WHAT YOU NEED TO DO:
Note each line of the listing that contains the string "Grab", and copy it.

SUPPLIED INFORMATION:
%%
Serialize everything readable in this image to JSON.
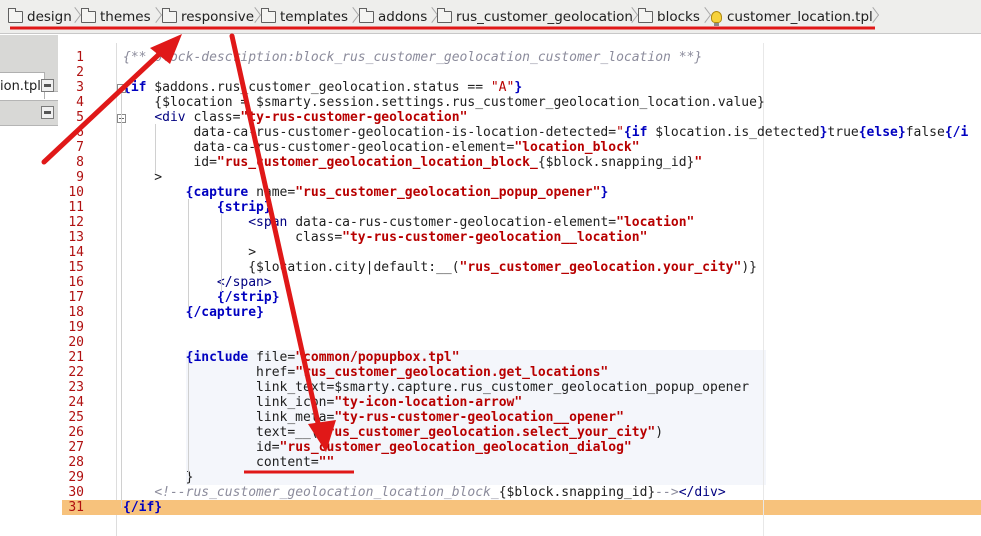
{
  "breadcrumb": {
    "items": [
      "design",
      "themes",
      "responsive",
      "templates",
      "addons",
      "rus_customer_geolocation",
      "blocks",
      "customer_location.tpl"
    ]
  },
  "left_panel": {
    "tab_label": "ion.tpl"
  },
  "editor": {
    "line_numbers": [
      "1",
      "2",
      "3",
      "4",
      "5",
      "6",
      "7",
      "8",
      "9",
      "10",
      "11",
      "12",
      "13",
      "14",
      "15",
      "16",
      "17",
      "18",
      "19",
      "20",
      "21",
      "22",
      "23",
      "24",
      "25",
      "26",
      "27",
      "28",
      "29",
      "30",
      "31"
    ],
    "lines": [
      [
        {
          "c": "c",
          "t": "{** block-description:block_rus_customer_geolocation_customer_location **}"
        }
      ],
      [],
      [
        {
          "c": "k",
          "t": "{if"
        },
        {
          "c": "",
          "t": " $addons.rus_customer_geolocation.status == "
        },
        {
          "c": "s",
          "t": "\"A\""
        },
        {
          "c": "k",
          "t": "}"
        }
      ],
      [
        {
          "c": "",
          "t": "    {$location = $smarty.session.settings.rus_customer_geolocation_location.value}"
        }
      ],
      [
        {
          "c": "",
          "t": "    "
        },
        {
          "c": "t",
          "t": "<div"
        },
        {
          "c": "",
          "t": " class="
        },
        {
          "c": "s b",
          "t": "\"ty-rus-customer-geolocation\""
        }
      ],
      [
        {
          "c": "",
          "t": "         data-ca-rus-customer-geolocation-is-location-detected="
        },
        {
          "c": "s",
          "t": "\""
        },
        {
          "c": "k",
          "t": "{if"
        },
        {
          "c": "",
          "t": " $location.is_detected"
        },
        {
          "c": "k",
          "t": "}"
        },
        {
          "c": "",
          "t": "true"
        },
        {
          "c": "k",
          "t": "{else}"
        },
        {
          "c": "",
          "t": "false"
        },
        {
          "c": "k",
          "t": "{/i"
        }
      ],
      [
        {
          "c": "",
          "t": "         data-ca-rus-customer-geolocation-element="
        },
        {
          "c": "s b",
          "t": "\"location_block\""
        }
      ],
      [
        {
          "c": "",
          "t": "         id="
        },
        {
          "c": "s b",
          "t": "\"rus_customer_geolocation_location_block_"
        },
        {
          "c": "",
          "t": "{$block.snapping_id}"
        },
        {
          "c": "s b",
          "t": "\""
        }
      ],
      [
        {
          "c": "",
          "t": "    >"
        }
      ],
      [
        {
          "c": "",
          "t": "        "
        },
        {
          "c": "k",
          "t": "{capture"
        },
        {
          "c": "",
          "t": " name="
        },
        {
          "c": "s b",
          "t": "\"rus_customer_geolocation_popup_opener\""
        },
        {
          "c": "k",
          "t": "}"
        }
      ],
      [
        {
          "c": "",
          "t": "            "
        },
        {
          "c": "k",
          "t": "{strip}"
        }
      ],
      [
        {
          "c": "",
          "t": "                "
        },
        {
          "c": "t",
          "t": "<span"
        },
        {
          "c": "",
          "t": " data-ca-rus-customer-geolocation-element="
        },
        {
          "c": "s b",
          "t": "\"location\""
        }
      ],
      [
        {
          "c": "",
          "t": "                      class="
        },
        {
          "c": "s b",
          "t": "\"ty-rus-customer-geolocation__location\""
        }
      ],
      [
        {
          "c": "",
          "t": "                >"
        }
      ],
      [
        {
          "c": "",
          "t": "                {$location.city|default:__("
        },
        {
          "c": "s b",
          "t": "\"rus_customer_geolocation.your_city\""
        },
        {
          "c": "",
          "t": ")}"
        }
      ],
      [
        {
          "c": "",
          "t": "            "
        },
        {
          "c": "t",
          "t": "</span>"
        }
      ],
      [
        {
          "c": "",
          "t": "            "
        },
        {
          "c": "k",
          "t": "{/strip}"
        }
      ],
      [
        {
          "c": "",
          "t": "        "
        },
        {
          "c": "k",
          "t": "{/capture}"
        }
      ],
      [],
      [],
      [
        {
          "c": "",
          "t": "        "
        },
        {
          "c": "k",
          "t": "{include"
        },
        {
          "c": "",
          "t": " file="
        },
        {
          "c": "s b",
          "t": "\"common/popupbox.tpl\""
        }
      ],
      [
        {
          "c": "",
          "t": "                 href="
        },
        {
          "c": "s b",
          "t": "\"rus_customer_geolocation.get_locations\""
        }
      ],
      [
        {
          "c": "",
          "t": "                 link_text=$smarty.capture.rus_customer_geolocation_popup_opener"
        }
      ],
      [
        {
          "c": "",
          "t": "                 link_icon="
        },
        {
          "c": "s b",
          "t": "\"ty-icon-location-arrow\""
        }
      ],
      [
        {
          "c": "",
          "t": "                 link_meta="
        },
        {
          "c": "s b",
          "t": "\"ty-rus-customer-geolocation__opener\""
        }
      ],
      [
        {
          "c": "",
          "t": "                 text=__("
        },
        {
          "c": "s b",
          "t": "\"rus_customer_geolocation.select_your_city\""
        },
        {
          "c": "",
          "t": ")"
        }
      ],
      [
        {
          "c": "",
          "t": "                 id="
        },
        {
          "c": "s b",
          "t": "\"rus_customer_geolocation_geolocation_dialog\""
        }
      ],
      [
        {
          "c": "",
          "t": "                 content="
        },
        {
          "c": "s b",
          "t": "\"\""
        }
      ],
      [
        {
          "c": "",
          "t": "        }"
        }
      ],
      [
        {
          "c": "",
          "t": "    "
        },
        {
          "c": "c",
          "t": "<!--rus_customer_geolocation_location_block_"
        },
        {
          "c": "",
          "t": "{$block.snapping_id}"
        },
        {
          "c": "c",
          "t": "-->"
        },
        {
          "c": "t",
          "t": "</div>"
        }
      ],
      [
        {
          "c": "k",
          "t": "{/if}"
        }
      ]
    ]
  },
  "colors": {
    "line_number": "#b01010",
    "keyword": "#0000c0",
    "string": "#b80000",
    "comment": "#8c8c9c",
    "current_line": "#f7c27c",
    "annotation_red": "#e01818"
  }
}
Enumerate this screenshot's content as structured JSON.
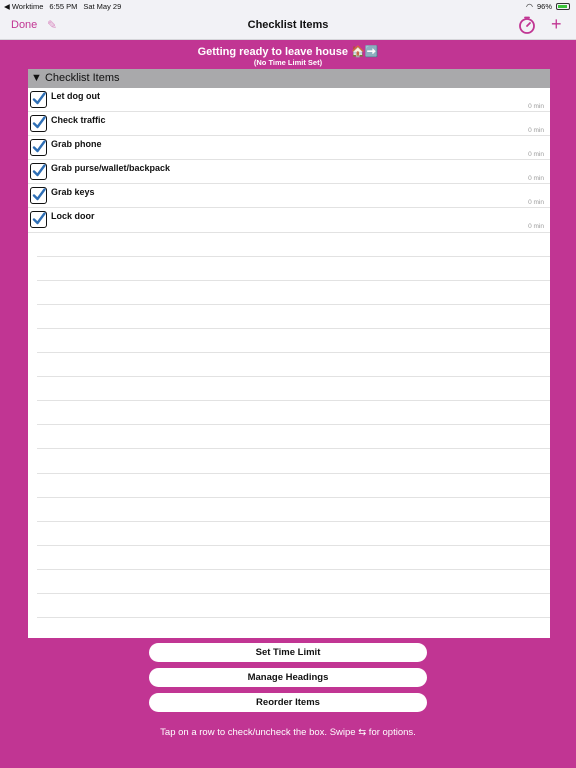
{
  "status": {
    "app": "◀ Worktime",
    "time": "6:55 PM",
    "date": "Sat May 29",
    "battery": "96%"
  },
  "nav": {
    "done": "Done",
    "title": "Checklist Items",
    "add": "+"
  },
  "list": {
    "title": "Getting ready to leave house 🏠➡️",
    "subtitle": "(No Time Limit Set)"
  },
  "section": {
    "label": "▼ Checklist Items"
  },
  "items": [
    {
      "label": "Let dog out",
      "time": "0 min"
    },
    {
      "label": "Check traffic",
      "time": "0 min"
    },
    {
      "label": "Grab phone",
      "time": "0 min"
    },
    {
      "label": "Grab purse/wallet/backpack",
      "time": "0 min"
    },
    {
      "label": "Grab keys",
      "time": "0 min"
    },
    {
      "label": "Lock door",
      "time": "0 min"
    }
  ],
  "buttons": {
    "set_time_limit": "Set Time Limit",
    "manage_headings": "Manage Headings",
    "reorder_items": "Reorder Items"
  },
  "hint": "Tap on a row to check/uncheck the box. Swipe ⇆ for options.",
  "colors": {
    "accent": "#c13593",
    "check": "#2f6fb5"
  }
}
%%
RESULT BELOW:
      "label": "Grab phone",
      "label": "Grab purse/wallet/backpack",
      "label": "Grab keys",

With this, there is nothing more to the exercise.